AMITIAE - Saturday 12 April 2014

Teaching Ethics and Morals to Thai University Students: There is an App for it - Ethical Decision Making

apple and chopsticks


By Graham K. Rogers

Ethical Decision Making

One of the tasks that devolved to me a couple of years back was to teach "Ethics & Morals" to Computer Engineering students. I suspect the idea behind that was the saying, "It takes a thief. . ." or at least a thief-taker. I was once a policeman and with several years computer experience behind me, as well a writing on a range of subjects for the Bangkok Post, Database (then) - occasionally touching on security ideas - whoever made the decision to tap me, thought it would be right up my street.

Most of the students I teach have a pretty good idea of right and wrong, but as they approach graduation (and work) some of the lines become blurred. This year I am frantically re-writing some of the materials to deal with revelations by Edward Snowden.

Like the Pelagian Heresy, it seems that with NSA revelations, the wrong gods are in control of the universe and claim to do good by what others see as unnecessary evil. While the Gene Hackman, Will Smith movie, Enemy of the State touched on the idea of out of control government mechanisms, it may be that even the film-makers had no idea how much further the problems go.

Trying to convey several shades of grey to students who are used to black and white, may not always be easy, but this week I was interested to see that Kirk Hanson of the Markkula Center for Applied Ethics at Santa Clara University has developed a free app that may assist some to make better decisions: Ethical Decision Making.

The app is straightforward in its use, although there is a fair amount of text on each panel. After an opening screen, a text suggests ways for those who need to make decisions to start the process. There is a panel that allows the user to type in the names of people and groups who may be affected. This immediately helps in narrowing the focus. Below is more explanation about how to select and evaluate options while using the app.

After this hurdle has been passed, the app takes on a more practical aspect with a series of five "perspectives": Utility, Rights, Justice, Common Good and Virtue. Some of these may seem old-fashioned words, and they are often perverted by those with ulterior motives, but that is not a problem for those making use of this app.

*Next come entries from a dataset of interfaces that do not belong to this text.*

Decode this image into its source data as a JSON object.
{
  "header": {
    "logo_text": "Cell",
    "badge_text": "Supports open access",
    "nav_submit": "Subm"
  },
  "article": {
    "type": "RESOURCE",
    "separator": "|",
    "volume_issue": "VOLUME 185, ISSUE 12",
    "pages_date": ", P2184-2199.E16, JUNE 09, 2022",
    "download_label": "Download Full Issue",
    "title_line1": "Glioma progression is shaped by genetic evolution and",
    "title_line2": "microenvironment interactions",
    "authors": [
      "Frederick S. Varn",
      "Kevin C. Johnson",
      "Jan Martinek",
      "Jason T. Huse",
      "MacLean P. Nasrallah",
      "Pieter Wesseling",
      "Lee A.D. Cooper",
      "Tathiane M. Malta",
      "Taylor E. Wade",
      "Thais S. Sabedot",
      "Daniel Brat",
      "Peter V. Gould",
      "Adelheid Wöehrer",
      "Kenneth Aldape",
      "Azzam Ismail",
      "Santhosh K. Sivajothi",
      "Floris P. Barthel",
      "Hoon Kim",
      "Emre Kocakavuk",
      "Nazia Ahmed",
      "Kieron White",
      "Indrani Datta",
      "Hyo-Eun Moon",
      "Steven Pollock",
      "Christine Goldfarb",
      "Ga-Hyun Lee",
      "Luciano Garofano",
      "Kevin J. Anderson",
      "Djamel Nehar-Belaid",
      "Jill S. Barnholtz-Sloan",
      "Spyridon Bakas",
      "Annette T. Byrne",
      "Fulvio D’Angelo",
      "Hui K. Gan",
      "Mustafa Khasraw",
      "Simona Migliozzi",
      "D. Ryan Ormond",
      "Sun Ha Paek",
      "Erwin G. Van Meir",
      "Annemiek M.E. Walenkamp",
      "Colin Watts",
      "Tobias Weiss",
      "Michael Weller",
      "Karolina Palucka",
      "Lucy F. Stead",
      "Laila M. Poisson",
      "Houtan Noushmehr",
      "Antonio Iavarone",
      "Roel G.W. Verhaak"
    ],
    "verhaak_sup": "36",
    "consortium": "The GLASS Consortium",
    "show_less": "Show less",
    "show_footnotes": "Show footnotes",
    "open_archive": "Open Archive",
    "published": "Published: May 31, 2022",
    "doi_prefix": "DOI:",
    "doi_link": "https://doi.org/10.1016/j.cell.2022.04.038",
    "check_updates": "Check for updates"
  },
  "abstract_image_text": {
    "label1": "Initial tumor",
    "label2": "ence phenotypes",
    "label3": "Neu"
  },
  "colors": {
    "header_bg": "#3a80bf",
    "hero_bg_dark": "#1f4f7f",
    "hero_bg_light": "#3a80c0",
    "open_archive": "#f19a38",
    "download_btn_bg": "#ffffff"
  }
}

Each perspective has its own panel with an inverted triangle as the main item, below a text explanation. The top of the triangle is green, the (narrower) bottom, red. In the middle of the triangle is a slider. A user may move this up or down, depending on the effect any decision is expected to have. Although the text may be useful from an introductory (or teaching) direction, the main icon makes the process fairly clear.

Ethical Decision Making Ethical Decision Making Ethical Decision Making

  • Utility, for example, asks the user to examine a question in terms of outcome, suggesting happiness or financial effects from the decision.

  • Rights focuses on the respect that decisions may have, not only on the rights of stakeholders, but also in terms of dignity

  • Justice asks users to look at the question in terms of a wide sense of the concepts involved - equality, giving people their due, favoritism, or a real reason for treating an individual differently.

  • Common Good touches on the community effects and contributions to "conditions of social life", as well as the use of shared resources.

  • Virtue asks the user to be introspective in some ways: compassion, selfishness, prudence, irresponsibility; and how would a decision affect the ways someone we respect look at us.

Just reading through the processes of self-judgement applies filters to the way we may think about how we act, so use of the app could act as a brake on rash or unwise decisions. Certain politicians might do well to download this.

Ethical Decision Making Ethical Decision Making Ethical Decision Making

Once perspectives have been examined, and the sliders moved, the app provides a screen for weighting each part: 20 for each (100%). On the final screen if the sliders are not moved and weighting is unchanged, this gives an overall score of 50: "The option is questionable. Modify it or try another option." A button allows the user to start again.

When I moved all sliders to the bottom of the screen (very bad) and left the weighting at 20 for each perspective, the score was zero: the scores did not live up to my values or criteria. I tried again looking at the real question of student grades and the necessity of giving F to some (Fail has to be an option). I may have to go over the app sliders again, adjust the weighting or rethink my decisions in the future.

I will suggest to my students that they download Ethical Decision Making. Simply placing it in front of them may make them think about how they come to decisions and adjust the processes as and when necessary. I will also direct them to the Markkula Center for Applied Ethics for some additional perspectives.

Graham K. Rogers teaches at the Faculty of Engineering, Mahidol University in Thailand where he is also Assistant Dean. He wrote in the Bangkok Post, Database supplement on IT subjects. For the last seven years of Database he wrote a column on Apple and Macs. He is now continuing that in the Bangkok Post supplement, Life.



Made on Mac

For further information, e-mail to

information Tag information Tag

Back to eXtensions
Back to Home Page